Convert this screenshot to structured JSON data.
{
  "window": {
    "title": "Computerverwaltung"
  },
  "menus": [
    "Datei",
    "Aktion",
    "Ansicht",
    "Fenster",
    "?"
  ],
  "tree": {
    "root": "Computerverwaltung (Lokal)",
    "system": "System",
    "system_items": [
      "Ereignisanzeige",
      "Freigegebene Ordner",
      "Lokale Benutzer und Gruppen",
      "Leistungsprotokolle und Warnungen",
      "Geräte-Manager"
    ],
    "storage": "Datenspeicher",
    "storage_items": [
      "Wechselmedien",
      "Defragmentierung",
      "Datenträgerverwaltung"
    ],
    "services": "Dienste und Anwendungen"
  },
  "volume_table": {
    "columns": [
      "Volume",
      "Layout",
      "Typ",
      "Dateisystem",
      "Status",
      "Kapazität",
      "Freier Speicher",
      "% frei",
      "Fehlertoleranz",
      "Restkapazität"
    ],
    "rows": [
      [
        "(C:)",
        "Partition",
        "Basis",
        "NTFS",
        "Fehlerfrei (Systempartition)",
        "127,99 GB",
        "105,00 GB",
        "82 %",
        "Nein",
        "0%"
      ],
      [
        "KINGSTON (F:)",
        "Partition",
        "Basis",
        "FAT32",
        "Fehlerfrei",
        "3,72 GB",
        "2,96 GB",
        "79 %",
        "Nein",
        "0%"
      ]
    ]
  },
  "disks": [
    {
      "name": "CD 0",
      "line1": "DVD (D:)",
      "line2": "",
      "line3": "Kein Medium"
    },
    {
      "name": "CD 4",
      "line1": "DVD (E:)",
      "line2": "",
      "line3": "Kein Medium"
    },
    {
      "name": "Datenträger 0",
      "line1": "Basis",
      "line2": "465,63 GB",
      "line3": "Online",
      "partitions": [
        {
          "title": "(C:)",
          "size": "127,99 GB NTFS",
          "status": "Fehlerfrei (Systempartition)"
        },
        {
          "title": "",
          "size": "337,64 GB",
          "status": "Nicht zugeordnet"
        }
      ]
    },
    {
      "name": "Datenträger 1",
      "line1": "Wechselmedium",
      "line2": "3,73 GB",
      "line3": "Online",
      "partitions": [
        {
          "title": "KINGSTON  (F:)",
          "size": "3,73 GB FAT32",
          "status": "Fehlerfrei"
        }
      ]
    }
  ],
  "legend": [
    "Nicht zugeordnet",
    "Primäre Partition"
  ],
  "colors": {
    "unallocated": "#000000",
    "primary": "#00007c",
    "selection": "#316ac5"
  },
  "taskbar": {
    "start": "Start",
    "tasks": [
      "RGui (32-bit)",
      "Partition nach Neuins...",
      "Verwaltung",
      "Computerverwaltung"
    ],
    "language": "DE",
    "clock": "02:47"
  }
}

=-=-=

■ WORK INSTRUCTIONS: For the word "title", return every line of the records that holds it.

■ ANSWER SPACE:
    "title": "Computerverwaltung"
          "title": "(C:)",
          "title": "",
          "title": "KINGSTON  (F:)",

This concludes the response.